To do: Among the lines of the data, copy those that hold "Ready".

*** Opening Given entries ***

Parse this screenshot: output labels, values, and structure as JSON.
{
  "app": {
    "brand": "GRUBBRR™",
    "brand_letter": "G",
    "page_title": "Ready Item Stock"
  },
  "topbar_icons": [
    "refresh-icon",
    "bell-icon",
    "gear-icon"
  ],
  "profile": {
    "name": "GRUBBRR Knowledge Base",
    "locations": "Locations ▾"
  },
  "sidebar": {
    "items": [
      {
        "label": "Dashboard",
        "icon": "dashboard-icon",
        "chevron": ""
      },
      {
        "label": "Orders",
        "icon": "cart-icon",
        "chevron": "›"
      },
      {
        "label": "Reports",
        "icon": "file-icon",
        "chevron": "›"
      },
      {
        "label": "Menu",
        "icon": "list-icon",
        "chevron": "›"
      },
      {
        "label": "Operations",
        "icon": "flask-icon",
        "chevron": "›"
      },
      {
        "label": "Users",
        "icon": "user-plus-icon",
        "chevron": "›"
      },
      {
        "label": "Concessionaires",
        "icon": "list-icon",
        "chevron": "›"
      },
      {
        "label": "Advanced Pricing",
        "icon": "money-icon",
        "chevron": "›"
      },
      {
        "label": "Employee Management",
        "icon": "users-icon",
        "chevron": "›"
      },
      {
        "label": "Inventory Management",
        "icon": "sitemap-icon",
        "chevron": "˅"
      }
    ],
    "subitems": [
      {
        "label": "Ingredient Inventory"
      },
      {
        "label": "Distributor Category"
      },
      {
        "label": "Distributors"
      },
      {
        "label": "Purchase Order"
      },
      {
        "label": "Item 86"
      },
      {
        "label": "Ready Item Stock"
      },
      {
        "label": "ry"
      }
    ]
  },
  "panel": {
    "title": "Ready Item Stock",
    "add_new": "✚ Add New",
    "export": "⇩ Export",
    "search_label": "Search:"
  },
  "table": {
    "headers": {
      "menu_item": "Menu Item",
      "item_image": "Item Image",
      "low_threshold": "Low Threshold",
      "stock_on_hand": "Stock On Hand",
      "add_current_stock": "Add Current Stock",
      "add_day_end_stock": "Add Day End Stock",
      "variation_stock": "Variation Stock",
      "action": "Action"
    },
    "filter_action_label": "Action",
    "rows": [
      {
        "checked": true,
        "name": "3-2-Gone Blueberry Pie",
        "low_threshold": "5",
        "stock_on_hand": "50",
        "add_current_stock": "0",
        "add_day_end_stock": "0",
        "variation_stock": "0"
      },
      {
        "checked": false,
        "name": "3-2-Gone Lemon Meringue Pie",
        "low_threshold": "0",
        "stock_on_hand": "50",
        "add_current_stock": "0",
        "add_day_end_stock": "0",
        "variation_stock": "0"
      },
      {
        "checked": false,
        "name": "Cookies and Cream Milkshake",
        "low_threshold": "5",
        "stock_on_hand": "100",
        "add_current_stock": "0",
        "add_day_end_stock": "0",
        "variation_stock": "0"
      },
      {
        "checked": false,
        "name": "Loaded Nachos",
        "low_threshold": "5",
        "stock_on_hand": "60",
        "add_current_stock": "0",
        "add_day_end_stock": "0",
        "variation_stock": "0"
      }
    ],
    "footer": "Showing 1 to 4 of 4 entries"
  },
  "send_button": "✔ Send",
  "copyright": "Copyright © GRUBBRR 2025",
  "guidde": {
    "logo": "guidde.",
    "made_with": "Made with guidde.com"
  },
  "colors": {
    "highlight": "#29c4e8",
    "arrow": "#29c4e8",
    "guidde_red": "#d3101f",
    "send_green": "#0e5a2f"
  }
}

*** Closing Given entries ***

The answer:
    "page_title": "Ready Item Stock"
        "label": "Ready Item Stock"
    "title": "Ready Item Stock",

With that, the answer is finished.